— TASK DETAILS —
Every line that contains the word "number" should be copied from the records below.

— DATA EXTRACTS —
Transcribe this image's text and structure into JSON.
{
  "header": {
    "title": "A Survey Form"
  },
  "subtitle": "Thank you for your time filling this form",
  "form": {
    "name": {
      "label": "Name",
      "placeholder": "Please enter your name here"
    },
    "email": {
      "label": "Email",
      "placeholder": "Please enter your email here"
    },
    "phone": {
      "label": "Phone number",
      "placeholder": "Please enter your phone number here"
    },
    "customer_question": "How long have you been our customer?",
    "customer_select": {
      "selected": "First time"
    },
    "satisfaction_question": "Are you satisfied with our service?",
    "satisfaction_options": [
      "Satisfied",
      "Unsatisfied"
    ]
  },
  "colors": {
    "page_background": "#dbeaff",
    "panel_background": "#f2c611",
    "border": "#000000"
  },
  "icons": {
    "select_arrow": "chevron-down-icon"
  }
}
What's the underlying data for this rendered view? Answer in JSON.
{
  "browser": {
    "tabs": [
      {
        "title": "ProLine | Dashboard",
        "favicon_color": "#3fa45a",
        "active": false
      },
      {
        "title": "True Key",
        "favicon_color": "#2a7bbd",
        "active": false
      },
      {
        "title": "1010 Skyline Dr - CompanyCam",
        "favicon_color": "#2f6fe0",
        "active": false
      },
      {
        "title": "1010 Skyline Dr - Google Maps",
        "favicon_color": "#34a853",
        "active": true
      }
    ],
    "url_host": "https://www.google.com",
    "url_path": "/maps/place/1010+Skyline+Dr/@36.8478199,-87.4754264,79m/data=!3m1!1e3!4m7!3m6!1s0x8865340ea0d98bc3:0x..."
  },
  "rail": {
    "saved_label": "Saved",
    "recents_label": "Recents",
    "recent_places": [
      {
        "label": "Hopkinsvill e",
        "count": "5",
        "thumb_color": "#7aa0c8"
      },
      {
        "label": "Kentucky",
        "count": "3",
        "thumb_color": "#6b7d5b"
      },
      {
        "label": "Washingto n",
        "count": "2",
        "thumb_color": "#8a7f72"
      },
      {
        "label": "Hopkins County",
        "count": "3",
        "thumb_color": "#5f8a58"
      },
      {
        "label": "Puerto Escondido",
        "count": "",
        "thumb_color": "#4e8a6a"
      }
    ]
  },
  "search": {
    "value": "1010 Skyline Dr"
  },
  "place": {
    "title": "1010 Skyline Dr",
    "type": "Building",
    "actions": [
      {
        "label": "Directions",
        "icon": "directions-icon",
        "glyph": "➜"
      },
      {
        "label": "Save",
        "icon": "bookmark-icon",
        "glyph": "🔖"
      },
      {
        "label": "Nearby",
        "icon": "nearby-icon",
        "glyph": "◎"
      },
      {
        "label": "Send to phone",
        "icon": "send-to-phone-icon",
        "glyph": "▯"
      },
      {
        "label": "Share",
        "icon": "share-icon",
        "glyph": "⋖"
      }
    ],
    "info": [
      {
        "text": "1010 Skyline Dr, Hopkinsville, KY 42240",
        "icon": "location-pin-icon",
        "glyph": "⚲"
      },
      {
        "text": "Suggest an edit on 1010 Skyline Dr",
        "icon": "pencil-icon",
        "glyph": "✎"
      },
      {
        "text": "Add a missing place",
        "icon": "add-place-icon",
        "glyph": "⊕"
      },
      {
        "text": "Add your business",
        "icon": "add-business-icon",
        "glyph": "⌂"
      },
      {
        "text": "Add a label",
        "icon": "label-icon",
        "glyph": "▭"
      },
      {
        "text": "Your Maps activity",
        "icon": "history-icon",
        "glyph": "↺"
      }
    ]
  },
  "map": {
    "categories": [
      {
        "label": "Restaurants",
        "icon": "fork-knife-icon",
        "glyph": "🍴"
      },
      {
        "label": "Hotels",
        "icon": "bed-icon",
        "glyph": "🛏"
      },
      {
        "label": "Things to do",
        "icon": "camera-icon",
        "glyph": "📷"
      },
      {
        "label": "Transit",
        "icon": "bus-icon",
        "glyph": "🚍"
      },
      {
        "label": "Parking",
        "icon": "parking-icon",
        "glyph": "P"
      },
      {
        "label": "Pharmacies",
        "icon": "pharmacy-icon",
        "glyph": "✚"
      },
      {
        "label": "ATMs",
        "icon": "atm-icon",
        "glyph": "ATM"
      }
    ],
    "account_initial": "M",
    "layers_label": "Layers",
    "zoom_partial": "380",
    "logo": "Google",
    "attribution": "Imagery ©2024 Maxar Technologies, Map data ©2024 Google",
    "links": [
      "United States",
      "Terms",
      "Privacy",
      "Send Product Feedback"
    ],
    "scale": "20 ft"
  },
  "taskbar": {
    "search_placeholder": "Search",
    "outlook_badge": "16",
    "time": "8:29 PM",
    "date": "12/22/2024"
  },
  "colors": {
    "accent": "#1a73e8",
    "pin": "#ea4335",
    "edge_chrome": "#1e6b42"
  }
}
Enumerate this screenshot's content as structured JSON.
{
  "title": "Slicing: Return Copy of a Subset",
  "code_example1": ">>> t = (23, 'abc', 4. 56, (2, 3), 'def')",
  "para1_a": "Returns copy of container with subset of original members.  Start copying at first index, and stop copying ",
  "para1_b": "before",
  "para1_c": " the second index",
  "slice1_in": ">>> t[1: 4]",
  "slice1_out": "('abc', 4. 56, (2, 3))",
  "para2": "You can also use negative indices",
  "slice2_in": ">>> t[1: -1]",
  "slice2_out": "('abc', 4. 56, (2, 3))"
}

— TASK OUTPUT —
      "label": "Phone number",
      "placeholder": "Please enter your phone number here"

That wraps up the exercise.